Hyperspectral and thermal sensors installed on field robots-, aircraft-, and satellite-based platforms are an increasingly common approach used to characterize plant physiology [14–17]. In hyperspectral remote sensing, sensors measure radiative properties of plants with hundreds to thousands of continuous narrow bands in the optical domain (0.35–2.5 µm). This abundant spectral information increases the chance of detecting subtle physiological changes compared to multispectral data, which have a small number of bands averaged over a wide spectral region and are insensitive to narrow spectral signatures [18–20]. Photochemical reflectance index (PRI) and sun-induced fluorescence (SIF) retrieved from hyperspectral remote sensing are the most widely used indicators in the remote assessment of plant photosynthetic activity [21–24]. The PRI was formed to track the xanthophyll cycle, which relates to plant oxidative stress associated with photosynthesis, using changes in green reflectance centered at 531 nm . SIF is a direct proxy of photosynthesis, because it detects reemitted excess light energy at 600–800 nm, from photosystems I and II, to minimize photosystem damage as a part of the plant photo-protective mechanism [26–29].

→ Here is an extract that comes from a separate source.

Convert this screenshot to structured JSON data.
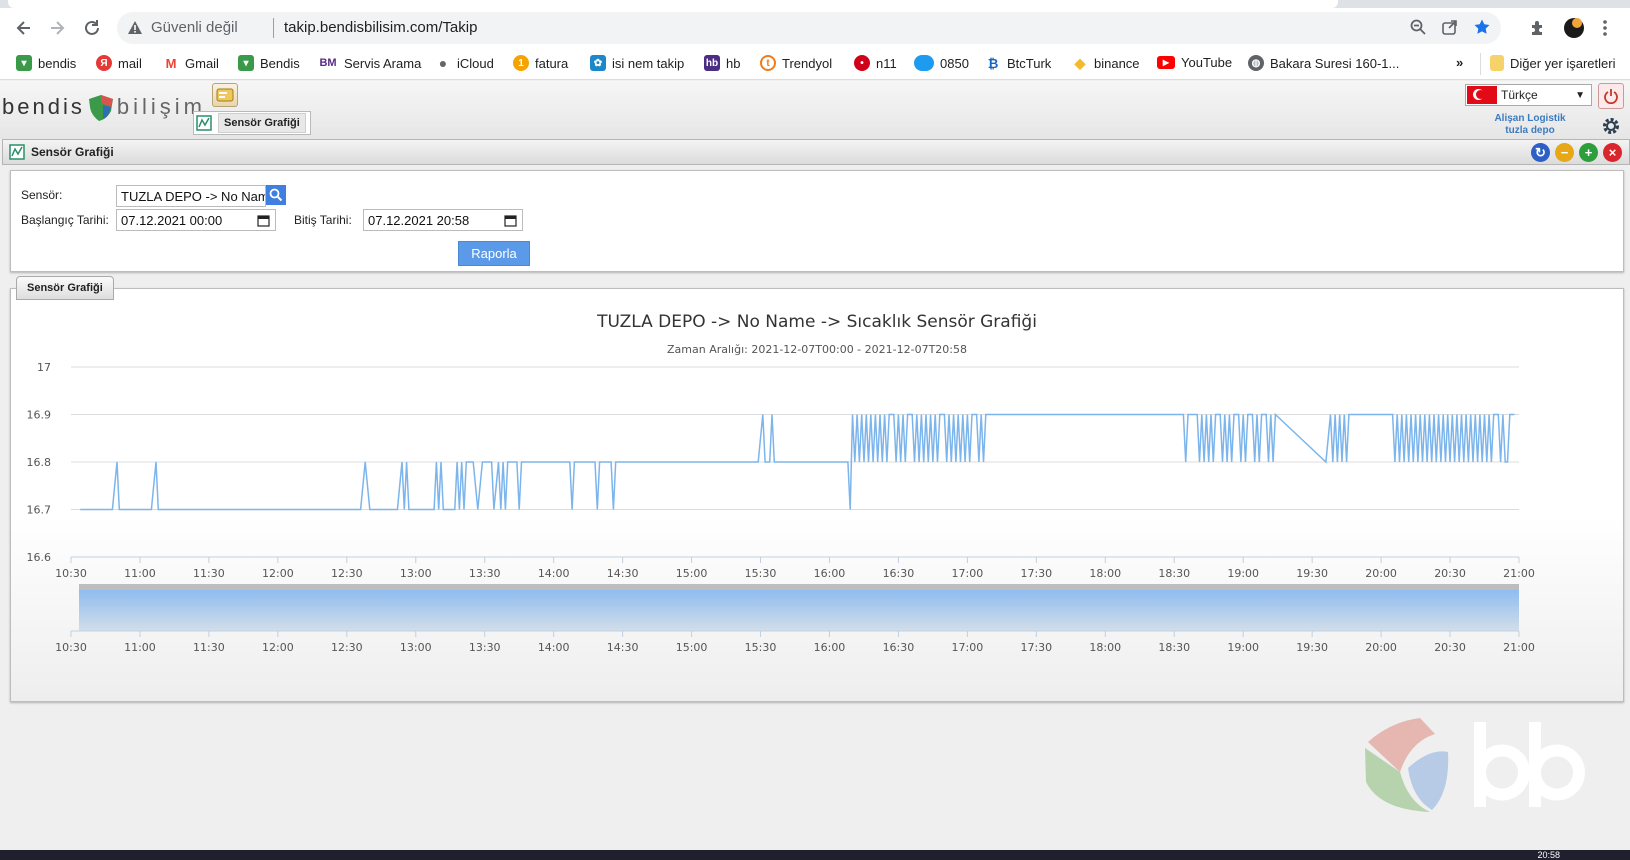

nipulated mice has taken on an equally important role in de- veloping murine models of human disease, determining the role of single genes in complex physiological traits, and in as- cribing the lack of a phenotype to gene redundancy. Com- pounding the difficulty, the investigators having the skills re- quired to generate transgenic or gene-targeted mice often do not have the expertise necessary to quantitatively monitor a complex physiological phenotype, that encompasses changes in diastolic or systolic function, neural control of integrative cardiovascular function, exercise-induced cardiorespiratory endpoints, or other complex parameters. Given the diminutive size of the mouse heart and associated vessels (the diameter of the adult mouse aorta is 1 mm in its widest distribution), a heart rate in excess of 450 beats per minute, the dearth of base- line parameters describing murine cardiovascular function and physiology, and the lack of widely available miniaturized tech- nology to assess in vivo physiological phenotypes, until re- cently, most of the analysis of potential cardiovascular pheno- types in mice have been confined to simple histological assessments. Needless to say, since the usual classifications of many clinical diseases are not based on such parameters, the potential for making the wrong “diagnosis,” missing a major phenotype, or wrongly concluding the absence of a phenotype are substantial. In the latter case, it may be premature to con- clude that a lack of a phenotype in a gene-targeted animal is a true reflection of the functional redundancy of members of a given gene family, as this may simply reflect the inability to Address correspondence to Kenneth R. Chien, MD, PhD, Depart-